Assembly of the models is very simple, but one interesting feature is the way the bustle racks for the ZBD-04 require folding before installation.

This is something you would typically do with photoetch, but the properties of the plastic used for the kit makes it possible to get a similar effect without the need for special tools, or having to complicate the mold.

I painted the tracks and wheels of the ZBD-04 before assembly because the side skirts would make painting difficult after the upper and lower hulls are connected.

The ZBD-04 has a choice of two configurations based on the parts attached to the hull. I went with option 1, but I'll probably order another model to build the other configuration.

Hatches on the hull and turret can open and close, but a bit of clean-up may be needed for the hull hatch to fully close. The barrel can pivot up and down, and the turret can rotate.

The 4D ZBD-09 is very similar to the Dragon Armor ZBL-09, albeit a bit less detailed. Both chain-guns are simplified and fixed in a raised position.

4D (left) v Dragon (right)

For both models, options are provided to have the turret hatches opened or closed. I went with the closed option for the 4D model, and open option for the Dragon model.

Dragon (top) v 4D (bottom)

The Dragon model comes with two doors for the rear hatch to allow the model to be displayed with open or closed hatch. The 4D model has a hinged door so the hatch can open and close.

Dragon (left) v 4D (right)

The only thing that was obviously inaccurate on the 4D model from what I can tell are the front mirrors.

The mirrors of the Dragon model are the correct rectangular shape, while the 4D model has round mirrors.
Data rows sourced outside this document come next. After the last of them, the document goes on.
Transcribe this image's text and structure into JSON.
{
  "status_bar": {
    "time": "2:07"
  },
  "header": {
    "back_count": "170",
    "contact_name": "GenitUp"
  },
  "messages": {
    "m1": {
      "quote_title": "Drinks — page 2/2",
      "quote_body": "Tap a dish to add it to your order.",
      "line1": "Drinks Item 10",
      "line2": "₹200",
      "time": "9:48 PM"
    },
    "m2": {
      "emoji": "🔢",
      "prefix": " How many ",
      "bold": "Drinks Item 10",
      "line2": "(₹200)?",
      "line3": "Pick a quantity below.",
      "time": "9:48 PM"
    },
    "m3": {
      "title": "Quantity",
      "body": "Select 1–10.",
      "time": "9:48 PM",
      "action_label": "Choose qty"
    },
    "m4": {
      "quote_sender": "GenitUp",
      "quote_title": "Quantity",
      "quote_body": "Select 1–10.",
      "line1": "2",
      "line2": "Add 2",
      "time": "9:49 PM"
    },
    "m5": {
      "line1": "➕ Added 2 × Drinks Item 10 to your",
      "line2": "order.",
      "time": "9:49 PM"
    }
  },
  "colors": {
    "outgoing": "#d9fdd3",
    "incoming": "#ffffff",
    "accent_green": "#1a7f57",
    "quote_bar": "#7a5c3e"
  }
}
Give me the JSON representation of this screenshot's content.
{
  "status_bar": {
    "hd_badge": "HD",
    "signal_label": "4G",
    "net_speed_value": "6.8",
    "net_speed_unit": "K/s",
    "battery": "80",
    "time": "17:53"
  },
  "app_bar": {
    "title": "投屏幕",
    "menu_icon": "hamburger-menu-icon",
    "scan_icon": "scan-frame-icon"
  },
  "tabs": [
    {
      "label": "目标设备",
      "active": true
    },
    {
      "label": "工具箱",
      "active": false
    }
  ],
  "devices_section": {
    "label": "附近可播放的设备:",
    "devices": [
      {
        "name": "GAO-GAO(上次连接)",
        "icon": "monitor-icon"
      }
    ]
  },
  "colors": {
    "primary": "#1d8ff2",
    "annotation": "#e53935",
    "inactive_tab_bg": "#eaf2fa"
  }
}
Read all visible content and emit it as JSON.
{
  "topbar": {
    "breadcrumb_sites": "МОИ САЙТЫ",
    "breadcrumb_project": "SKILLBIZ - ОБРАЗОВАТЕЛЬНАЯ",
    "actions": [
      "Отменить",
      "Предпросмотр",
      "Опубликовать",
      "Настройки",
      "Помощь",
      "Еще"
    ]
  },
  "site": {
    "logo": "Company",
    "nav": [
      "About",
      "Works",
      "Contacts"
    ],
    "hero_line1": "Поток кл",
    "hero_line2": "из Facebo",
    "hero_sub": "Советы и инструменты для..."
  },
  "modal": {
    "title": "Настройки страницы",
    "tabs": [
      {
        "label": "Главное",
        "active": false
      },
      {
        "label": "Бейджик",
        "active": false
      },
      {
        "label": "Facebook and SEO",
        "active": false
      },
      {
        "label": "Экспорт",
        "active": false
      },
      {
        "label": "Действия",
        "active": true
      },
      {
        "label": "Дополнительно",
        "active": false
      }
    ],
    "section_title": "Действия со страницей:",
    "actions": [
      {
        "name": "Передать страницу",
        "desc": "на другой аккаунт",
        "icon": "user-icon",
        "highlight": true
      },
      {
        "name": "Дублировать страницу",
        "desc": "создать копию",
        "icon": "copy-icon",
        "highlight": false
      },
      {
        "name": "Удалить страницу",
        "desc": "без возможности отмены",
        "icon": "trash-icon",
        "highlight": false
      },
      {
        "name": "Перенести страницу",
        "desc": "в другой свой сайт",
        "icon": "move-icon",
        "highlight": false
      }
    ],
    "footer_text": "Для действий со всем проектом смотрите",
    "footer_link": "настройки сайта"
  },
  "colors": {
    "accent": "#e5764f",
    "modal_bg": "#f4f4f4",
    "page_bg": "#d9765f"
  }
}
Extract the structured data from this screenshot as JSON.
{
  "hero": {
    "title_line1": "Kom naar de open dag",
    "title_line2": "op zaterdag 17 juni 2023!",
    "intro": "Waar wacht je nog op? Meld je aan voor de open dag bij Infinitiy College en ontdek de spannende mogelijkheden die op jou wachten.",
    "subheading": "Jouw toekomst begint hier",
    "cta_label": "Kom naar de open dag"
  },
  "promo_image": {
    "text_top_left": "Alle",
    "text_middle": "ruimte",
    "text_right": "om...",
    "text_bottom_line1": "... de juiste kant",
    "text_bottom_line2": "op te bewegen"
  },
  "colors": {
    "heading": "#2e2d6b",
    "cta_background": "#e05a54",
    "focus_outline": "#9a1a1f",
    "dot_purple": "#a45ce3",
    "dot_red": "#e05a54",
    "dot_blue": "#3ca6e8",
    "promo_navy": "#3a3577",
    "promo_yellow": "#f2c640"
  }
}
Overall, I would say that the models are not too bad, though they would look more like actual PLA vehicles if they were painted with [digital] camouflage. It's also odd that the national markings do not have the "八一 " inside the emblem, which makes them look a bit off.